Cricket
a. the part of the field on that side of the pitch to which the batsman presents his bat when taking strike: thus for a right-hander, off is on the right-hand side
b. a fielding position in this part of the field
c. (as modifier): the off stump

off

[ȯf]
(engineering)
Designating the inoperative state of a device, or one of two possible conditions (the other being “on”) in a circuit.

OFF.

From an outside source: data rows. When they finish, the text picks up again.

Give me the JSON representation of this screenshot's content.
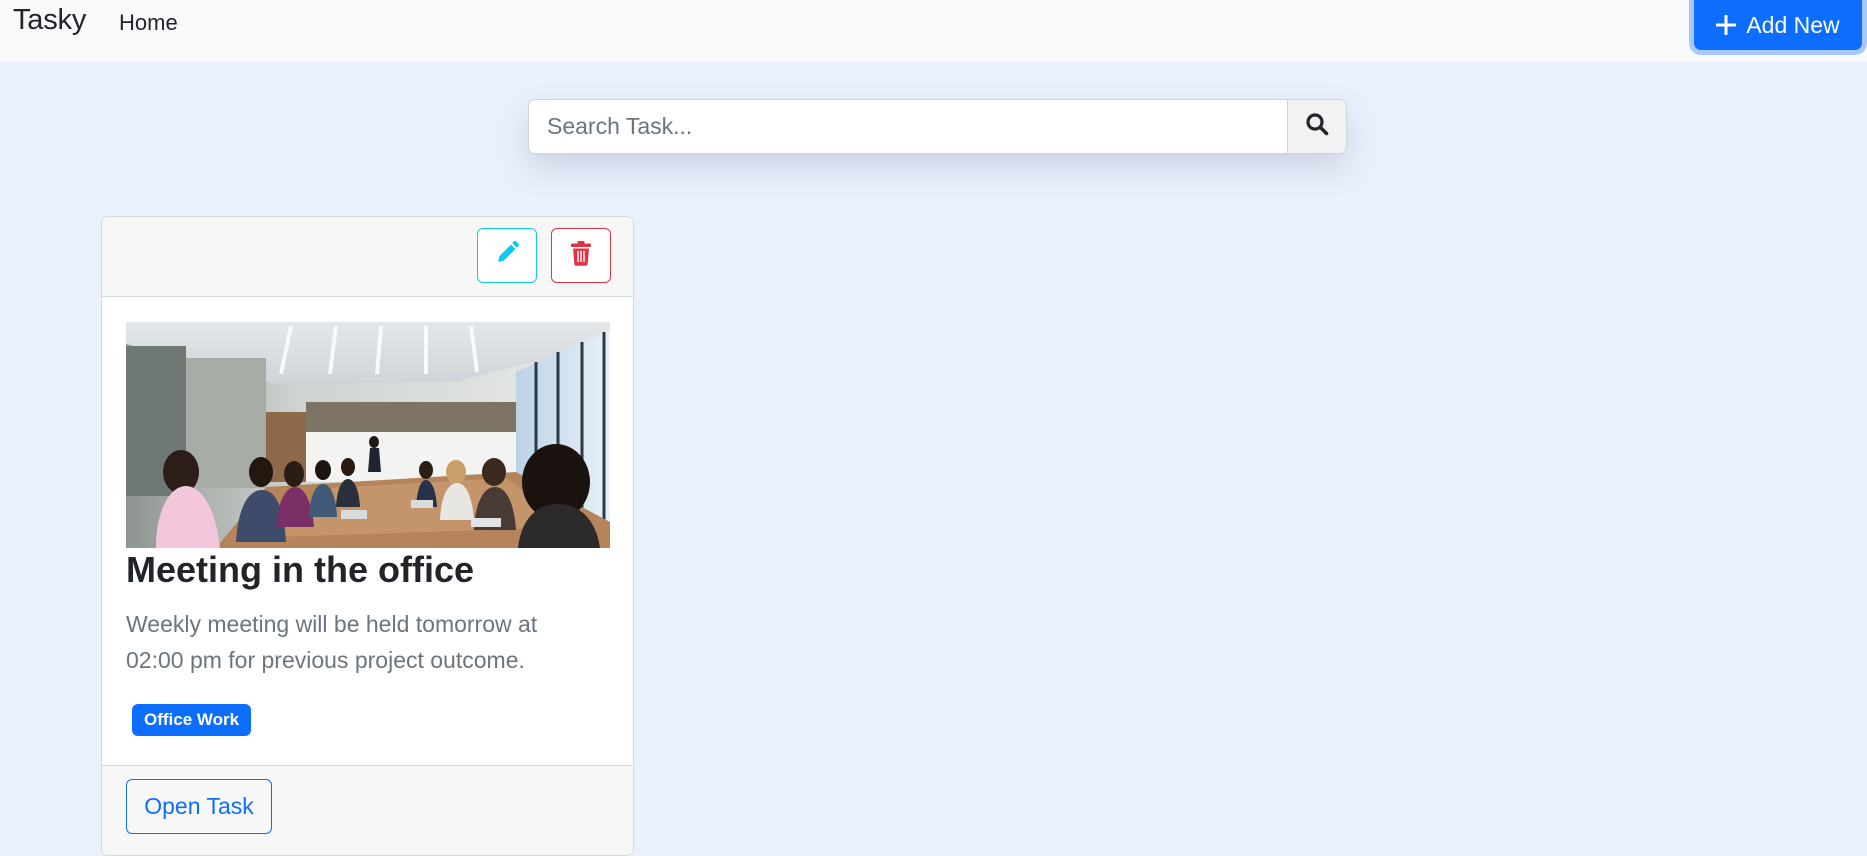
{
  "navbar": {
    "brand": "Tasky",
    "home_label": "Home",
    "add_button_label": "Add New"
  },
  "search": {
    "placeholder": "Search Task..."
  },
  "tasks": [
    {
      "image_description": "meeting-room-photo",
      "title": "Meeting in the office",
      "description": "Weekly meeting will be held tomorrow at 02:00 pm for previous project outcome.",
      "badge": "Office Work",
      "open_label": "Open Task"
    }
  ],
  "colors": {
    "page_bg": "#eaf0fc",
    "navbar_bg": "#f8f9fa",
    "primary": "#0d6efd",
    "info": "#0dcaf0",
    "danger": "#dc3545",
    "muted_text": "#6c757d"
  },
  "icons": {
    "add": "plus-icon",
    "search": "search-icon",
    "edit": "pencil-icon",
    "delete": "trash-icon"
  }
}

On drawings, abbr. for “office.”
References in classic literature ?
Merrylegs could not be resisted, so we broke off our long conversation, and got up our spirits by munching some very sweet apples which lay scattered on the grass.
In a dim way I heard a rifle go off and continue to go off.
'I hope you've got your hair well fastened on?' he continued, as they set off.
Thirdly it was impossible, because the military term "to cut off" has no meaning.
To please you I will change, and give you my fine fat pig for the cow.' 'Heaven reward you for your kindness and self-denial!' said Hans, as he gave the butcher the cow; and taking the pig off the wheel-barrow, drove it away, holding it by the string that was tied to its leg.
'I don't believe, mother, that harmless cheerfulness and good humour are thought greater sins in Heaven than shirt-collars are, and I do believe that those chaps are just about as right and sensible in putting down the one as in leaving off the other--that's my belief.
They'll knock us off the coach.' 'Damme, coachee,' says young my lord, 'you ain't afraid.
I thought it all over, and I reckoned I would walk off with the gun and some lines, and take to the woods when I run away.
Ten minutes later little Kotick did not recognize his friends any more, for their skins were ripped off from the nose to the hind flippers, whipped off and thrown down on the ground in a pile.
He then left his comrades and set off to rejoin his wife and child among her people; and we understand that, at the time we are writing these pages, he resides at a trading-house established of late by the American Fur Company in the Blackfoot country, where he acts as an interpreter, and has his Indian girl with him.
le Comte de Chagny has really carried Christine Daae off or not...but I want to know and I believe that, at this moment, no one is more anxious to inform us than his brother....And now he is flying in pursuit of him!
The executioner's argument was, that you couldn't cut off a head unless there was a body to cut it off from: that he had never had to do such a thing before, and he wasn't going to begin at HIS time of life.